But songs (and movie or TV clips) can also be useful springboards for in-class assignments. All of the resources out there that have suggestions for media clips in economics (like Music for Econ, Movies for Econ, or The Economics of Seinfeld) will identify which economic concepts the clips address and have at least a short summary of what’s in the clip. A couple (ABBA to Zeppelin and Dirk’s site) also provide some specific follow-up questions that instructors could use in class. I thought it might be helpful for people to see specifically how I integrate media clips into my classes with those types of questions.
I’ve written up one example already for the Starting Point module on interactive lectures. In that one, students watch a clip from the Colbert Report that deals with externalities in the market for cashmere and then I ask them to draw the graph for that market, showing the external costs and identifying the private and social equilibria. In the 500-seat class, students responded to clicker questions about their graphs; in smaller classes, you could actually collect the graphs and grade them directly, or have students get into small groups to assess each other’s work.
In another example, I use the song “Big Yellow Taxi” to discuss cost-benefit analysis. I created the following video for the song (using the Counting Crows cover since I’m pretty sure my students have never heard the original!):
(note: if you watch the whole thing, you'll notice it goes on for a while at the end - I usually manually fade it out in class)
Most of the time, I play the video as students are coming into class on the day after we have discussed marginal versus sunk costs (so they are already familiar with the basic definitions). I then start the class by handing out a sheet with the full lyrics and have them answer some questions (most of which are also asked in the video), identifying the costs in the song. For classes where students are working in teams, they answer the questions on a team worksheet (you can see the specific worksheet I use here); in a larger class or without teams, you could ask the questions using clickers or with a think-pair-share approach.

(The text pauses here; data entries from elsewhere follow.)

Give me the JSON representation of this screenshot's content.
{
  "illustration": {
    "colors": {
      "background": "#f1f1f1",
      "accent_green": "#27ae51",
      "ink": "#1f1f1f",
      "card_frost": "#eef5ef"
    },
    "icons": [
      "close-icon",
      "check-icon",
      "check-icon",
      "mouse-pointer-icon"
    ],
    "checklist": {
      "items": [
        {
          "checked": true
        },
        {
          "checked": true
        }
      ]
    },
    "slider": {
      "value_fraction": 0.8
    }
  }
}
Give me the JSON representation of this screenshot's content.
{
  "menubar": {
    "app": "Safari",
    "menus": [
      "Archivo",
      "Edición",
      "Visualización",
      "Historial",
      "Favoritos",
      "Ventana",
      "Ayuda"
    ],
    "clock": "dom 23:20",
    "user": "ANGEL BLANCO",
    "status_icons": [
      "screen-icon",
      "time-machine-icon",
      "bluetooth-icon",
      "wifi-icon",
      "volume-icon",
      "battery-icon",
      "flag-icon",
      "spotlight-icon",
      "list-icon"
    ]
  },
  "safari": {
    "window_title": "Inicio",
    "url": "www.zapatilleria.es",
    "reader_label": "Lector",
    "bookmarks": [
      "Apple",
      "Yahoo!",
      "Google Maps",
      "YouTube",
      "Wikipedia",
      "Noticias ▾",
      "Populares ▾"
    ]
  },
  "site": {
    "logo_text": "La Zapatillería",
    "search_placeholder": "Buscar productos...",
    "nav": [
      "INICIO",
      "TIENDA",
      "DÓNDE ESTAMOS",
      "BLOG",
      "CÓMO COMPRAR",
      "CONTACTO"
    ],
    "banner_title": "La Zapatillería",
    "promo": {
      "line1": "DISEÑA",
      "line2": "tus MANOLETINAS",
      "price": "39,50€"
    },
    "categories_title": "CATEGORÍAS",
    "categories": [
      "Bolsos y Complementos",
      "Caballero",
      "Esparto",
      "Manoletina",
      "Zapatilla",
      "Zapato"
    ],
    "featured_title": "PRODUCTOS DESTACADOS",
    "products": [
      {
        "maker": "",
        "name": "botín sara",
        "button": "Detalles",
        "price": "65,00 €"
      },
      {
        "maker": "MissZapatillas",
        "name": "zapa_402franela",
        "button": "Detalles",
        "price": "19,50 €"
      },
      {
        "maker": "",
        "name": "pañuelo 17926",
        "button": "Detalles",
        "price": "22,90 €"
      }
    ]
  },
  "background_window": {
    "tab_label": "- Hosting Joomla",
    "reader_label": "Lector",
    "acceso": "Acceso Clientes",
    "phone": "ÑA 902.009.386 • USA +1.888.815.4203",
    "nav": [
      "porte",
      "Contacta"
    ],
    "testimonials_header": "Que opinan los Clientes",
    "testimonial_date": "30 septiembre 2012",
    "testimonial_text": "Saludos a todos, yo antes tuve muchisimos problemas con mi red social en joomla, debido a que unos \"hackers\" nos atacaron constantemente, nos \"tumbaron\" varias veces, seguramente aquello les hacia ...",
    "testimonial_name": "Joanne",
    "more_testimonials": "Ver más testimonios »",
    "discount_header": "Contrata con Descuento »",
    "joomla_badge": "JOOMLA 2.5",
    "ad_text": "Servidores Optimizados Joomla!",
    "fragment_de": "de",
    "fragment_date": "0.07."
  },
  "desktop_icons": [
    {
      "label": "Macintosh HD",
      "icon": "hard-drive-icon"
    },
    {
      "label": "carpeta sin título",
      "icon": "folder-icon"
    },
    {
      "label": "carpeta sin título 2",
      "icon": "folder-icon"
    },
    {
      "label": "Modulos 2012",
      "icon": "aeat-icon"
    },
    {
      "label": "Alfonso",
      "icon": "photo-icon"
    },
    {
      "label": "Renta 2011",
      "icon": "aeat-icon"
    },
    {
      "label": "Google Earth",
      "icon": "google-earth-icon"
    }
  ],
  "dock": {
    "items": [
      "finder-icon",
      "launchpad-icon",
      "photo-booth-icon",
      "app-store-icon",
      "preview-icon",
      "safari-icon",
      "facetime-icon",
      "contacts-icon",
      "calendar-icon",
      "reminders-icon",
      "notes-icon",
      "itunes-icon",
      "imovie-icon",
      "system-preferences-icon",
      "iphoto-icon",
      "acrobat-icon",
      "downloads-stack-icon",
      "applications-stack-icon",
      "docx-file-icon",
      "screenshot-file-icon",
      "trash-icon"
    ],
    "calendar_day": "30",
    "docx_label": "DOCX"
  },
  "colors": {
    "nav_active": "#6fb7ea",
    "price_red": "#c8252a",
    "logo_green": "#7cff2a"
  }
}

Even if you just use songs or film/TV clips as simple examples to spice up your lecture, they are typically much more engaging for students than talking about corn and wheat, but if you can get them to do something with the content from those clips, it can be even more effective.